"What do you think makes people live long and keep well?"

That’s the question lead researcher Raewyn Bassett of Dalhousie University recently put to a group of older Canadians.

The study was based on interviews with 2,783 relatively healthy adults living in the community. They ranged in age from 75 to 104. Among those interviewed, 520 (18.7 per cent) responded in French and 2,263 (81.3 per cent) in English.

The question garnered several hundred ideas. Researchers arranged the responses into three categories: personal factors, relationships with others and system influences, such as social services and financial resources.

The study was published in the summer edition of the Canadian Journal on Aging (Volume 26, No.2, 2007).

Personal factors

For the most part, these older Canadians consider themselves responsible for their longevity and well-being. They emphasized individual practices, such as positive attitude, keeping active and eating properly.

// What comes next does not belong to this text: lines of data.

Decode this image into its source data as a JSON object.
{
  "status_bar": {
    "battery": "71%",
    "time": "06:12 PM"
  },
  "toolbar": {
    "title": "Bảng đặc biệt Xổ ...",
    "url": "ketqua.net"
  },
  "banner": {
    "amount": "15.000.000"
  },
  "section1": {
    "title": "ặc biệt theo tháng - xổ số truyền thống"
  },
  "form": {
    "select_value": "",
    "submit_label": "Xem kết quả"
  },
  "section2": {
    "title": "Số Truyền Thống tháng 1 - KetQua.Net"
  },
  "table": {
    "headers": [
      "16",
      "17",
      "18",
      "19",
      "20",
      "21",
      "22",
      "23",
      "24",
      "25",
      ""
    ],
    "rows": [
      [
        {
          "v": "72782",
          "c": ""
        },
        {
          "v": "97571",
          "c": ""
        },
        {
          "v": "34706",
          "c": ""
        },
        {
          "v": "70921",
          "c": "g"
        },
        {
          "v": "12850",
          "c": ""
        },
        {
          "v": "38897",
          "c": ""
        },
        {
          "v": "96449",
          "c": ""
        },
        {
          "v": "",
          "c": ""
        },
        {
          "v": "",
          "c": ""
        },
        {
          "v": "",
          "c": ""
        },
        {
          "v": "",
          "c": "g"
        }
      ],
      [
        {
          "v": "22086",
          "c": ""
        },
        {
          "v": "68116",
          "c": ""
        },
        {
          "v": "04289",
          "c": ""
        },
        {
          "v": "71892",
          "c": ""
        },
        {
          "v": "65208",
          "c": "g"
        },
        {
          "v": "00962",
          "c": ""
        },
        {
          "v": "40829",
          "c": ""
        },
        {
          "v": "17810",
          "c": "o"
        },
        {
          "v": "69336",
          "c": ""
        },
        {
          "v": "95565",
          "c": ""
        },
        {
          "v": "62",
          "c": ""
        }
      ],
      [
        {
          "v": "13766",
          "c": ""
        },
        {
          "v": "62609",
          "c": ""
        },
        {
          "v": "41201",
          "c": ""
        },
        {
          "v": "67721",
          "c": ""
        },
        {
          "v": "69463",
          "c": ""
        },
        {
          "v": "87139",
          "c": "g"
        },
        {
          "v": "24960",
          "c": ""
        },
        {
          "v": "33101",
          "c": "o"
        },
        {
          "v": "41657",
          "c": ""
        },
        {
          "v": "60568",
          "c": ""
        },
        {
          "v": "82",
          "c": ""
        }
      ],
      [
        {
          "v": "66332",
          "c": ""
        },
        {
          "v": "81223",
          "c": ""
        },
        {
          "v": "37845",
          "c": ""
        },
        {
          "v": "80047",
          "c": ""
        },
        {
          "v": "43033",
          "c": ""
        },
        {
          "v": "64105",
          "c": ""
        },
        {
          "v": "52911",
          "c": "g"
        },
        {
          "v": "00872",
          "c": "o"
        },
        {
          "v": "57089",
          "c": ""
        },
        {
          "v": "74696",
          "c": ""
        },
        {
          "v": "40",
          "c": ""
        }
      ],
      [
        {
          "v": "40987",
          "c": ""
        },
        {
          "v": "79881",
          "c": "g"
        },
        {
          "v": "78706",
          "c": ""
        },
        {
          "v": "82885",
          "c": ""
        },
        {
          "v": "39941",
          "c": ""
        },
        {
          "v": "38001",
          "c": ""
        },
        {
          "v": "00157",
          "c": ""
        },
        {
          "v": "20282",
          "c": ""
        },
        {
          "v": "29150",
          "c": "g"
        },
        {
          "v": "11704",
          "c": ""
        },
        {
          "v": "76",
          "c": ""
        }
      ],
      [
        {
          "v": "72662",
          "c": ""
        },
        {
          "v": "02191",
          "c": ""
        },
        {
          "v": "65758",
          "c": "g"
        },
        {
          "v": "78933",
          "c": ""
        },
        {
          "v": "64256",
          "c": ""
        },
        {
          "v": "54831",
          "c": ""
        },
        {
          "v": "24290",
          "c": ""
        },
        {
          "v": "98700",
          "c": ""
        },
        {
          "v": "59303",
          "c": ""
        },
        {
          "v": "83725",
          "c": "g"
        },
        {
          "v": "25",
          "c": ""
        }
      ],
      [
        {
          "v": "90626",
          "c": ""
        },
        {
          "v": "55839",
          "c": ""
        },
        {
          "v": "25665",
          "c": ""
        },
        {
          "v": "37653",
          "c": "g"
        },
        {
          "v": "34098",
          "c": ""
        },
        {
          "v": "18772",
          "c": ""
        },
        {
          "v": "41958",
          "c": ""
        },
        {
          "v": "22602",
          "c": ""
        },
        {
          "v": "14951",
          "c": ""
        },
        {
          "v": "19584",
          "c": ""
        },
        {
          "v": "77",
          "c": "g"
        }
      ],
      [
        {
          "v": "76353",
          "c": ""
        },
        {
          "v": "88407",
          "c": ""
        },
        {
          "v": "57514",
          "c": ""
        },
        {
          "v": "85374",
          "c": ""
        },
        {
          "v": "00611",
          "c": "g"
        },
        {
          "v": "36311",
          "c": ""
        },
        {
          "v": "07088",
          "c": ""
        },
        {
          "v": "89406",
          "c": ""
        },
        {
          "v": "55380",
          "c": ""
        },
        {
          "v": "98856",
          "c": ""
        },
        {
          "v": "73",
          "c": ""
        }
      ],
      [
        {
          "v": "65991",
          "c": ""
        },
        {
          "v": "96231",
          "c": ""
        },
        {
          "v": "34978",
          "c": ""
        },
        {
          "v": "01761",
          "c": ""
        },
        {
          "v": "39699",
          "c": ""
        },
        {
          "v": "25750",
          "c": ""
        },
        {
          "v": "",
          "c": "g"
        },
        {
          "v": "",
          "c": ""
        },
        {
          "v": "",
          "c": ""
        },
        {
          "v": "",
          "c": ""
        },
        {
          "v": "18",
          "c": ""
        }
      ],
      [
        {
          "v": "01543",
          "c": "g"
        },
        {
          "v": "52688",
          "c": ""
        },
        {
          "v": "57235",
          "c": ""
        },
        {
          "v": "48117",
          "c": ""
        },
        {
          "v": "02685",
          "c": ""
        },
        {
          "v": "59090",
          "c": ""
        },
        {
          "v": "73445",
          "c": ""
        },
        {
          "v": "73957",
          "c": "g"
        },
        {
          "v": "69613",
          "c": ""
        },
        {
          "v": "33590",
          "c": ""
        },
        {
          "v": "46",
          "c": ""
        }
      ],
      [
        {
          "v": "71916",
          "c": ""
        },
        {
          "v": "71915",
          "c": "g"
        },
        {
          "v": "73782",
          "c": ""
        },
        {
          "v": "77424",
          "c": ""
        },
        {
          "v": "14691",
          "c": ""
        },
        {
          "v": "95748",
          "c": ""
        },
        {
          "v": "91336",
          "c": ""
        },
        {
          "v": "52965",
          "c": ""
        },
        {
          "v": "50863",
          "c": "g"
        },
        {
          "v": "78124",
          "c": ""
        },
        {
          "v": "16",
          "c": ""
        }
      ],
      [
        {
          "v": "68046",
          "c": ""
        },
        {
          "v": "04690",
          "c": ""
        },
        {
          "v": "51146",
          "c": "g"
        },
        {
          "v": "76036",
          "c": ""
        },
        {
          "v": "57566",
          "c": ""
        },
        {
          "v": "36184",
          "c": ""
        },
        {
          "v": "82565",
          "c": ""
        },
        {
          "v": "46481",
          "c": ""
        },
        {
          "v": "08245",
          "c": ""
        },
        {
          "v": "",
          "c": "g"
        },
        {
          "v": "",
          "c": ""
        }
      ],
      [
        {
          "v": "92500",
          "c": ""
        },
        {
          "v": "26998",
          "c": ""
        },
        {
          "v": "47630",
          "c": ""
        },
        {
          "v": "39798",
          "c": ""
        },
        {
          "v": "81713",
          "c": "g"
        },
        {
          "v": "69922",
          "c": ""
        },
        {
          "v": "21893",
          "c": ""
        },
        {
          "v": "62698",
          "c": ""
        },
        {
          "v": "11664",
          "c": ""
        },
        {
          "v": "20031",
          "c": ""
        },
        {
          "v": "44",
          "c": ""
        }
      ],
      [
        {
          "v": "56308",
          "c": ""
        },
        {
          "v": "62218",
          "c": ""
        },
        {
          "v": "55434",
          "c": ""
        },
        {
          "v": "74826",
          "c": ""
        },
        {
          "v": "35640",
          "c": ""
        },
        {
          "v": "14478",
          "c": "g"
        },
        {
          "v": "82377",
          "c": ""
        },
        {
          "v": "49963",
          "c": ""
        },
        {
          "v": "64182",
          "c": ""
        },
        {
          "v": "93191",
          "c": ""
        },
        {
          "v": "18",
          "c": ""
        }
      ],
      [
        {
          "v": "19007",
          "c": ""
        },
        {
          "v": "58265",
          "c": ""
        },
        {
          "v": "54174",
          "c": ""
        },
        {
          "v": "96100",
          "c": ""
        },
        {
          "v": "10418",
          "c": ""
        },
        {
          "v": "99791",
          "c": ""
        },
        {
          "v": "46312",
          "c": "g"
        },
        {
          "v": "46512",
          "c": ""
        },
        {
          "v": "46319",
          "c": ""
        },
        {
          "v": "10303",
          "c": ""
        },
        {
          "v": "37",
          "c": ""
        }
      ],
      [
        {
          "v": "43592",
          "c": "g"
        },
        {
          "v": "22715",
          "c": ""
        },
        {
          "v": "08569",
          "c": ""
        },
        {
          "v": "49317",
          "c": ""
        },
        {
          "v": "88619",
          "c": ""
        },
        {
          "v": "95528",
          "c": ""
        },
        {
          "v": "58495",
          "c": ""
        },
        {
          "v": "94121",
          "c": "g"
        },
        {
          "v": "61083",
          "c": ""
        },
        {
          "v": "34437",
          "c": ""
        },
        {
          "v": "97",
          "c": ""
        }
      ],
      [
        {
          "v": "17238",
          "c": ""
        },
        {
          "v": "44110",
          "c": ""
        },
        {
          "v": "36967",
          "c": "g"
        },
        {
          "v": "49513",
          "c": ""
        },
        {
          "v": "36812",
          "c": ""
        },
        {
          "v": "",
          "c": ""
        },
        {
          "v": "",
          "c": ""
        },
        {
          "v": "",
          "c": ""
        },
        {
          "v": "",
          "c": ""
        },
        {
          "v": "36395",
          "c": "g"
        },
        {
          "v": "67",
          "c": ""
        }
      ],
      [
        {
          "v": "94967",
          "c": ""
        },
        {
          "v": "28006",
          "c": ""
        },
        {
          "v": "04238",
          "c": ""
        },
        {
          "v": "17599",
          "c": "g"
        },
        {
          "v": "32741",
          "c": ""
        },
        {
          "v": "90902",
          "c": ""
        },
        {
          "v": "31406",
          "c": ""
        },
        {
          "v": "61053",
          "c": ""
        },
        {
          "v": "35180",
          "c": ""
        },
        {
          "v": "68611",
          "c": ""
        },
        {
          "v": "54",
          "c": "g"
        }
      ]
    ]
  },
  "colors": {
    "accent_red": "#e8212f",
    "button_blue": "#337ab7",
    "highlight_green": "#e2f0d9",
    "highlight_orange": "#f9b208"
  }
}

In general, they believed physical illness was less significant than the will to adapt to illness and avoid further physical decline as long as possible. Several suggested that this requires "grit" and "willpower."

Most respondents also stressed the importance of maintaining self-control by keeping the body and mind active.

Relationships with others

Keep up with current affairs, renew memberships in organizations and re-invigorate your contact with family and friends, several advised.

"You’ve got to make the effort to meet people; you’ve got to get out of the house," others cautioned.

Overall, respondents recognized that their interactions with others were linked to their health: "Think the best of everybody. Hate affects your health."

System Influences

Some older people noted the role of social and economic resources in living long and keeping well. Plan early for retirement: "Money doesn’t buy happiness, but it helps to buy the support you need to live well."

A number of respondents mentioned improvements in the health care system and advances in science and medicine. A small number of French respondents were wary of excessive medication: "There are too many chemical products and medications in circulation," they said.

Some older people regretted the lack of a culture of caring. "A sense of caring for seniors is absent in our community today," one man said. "A sense of community is gone. The minister did not pay a visit when my wife was sick with cancer. I was appalled since we put, and still do, so much into this community."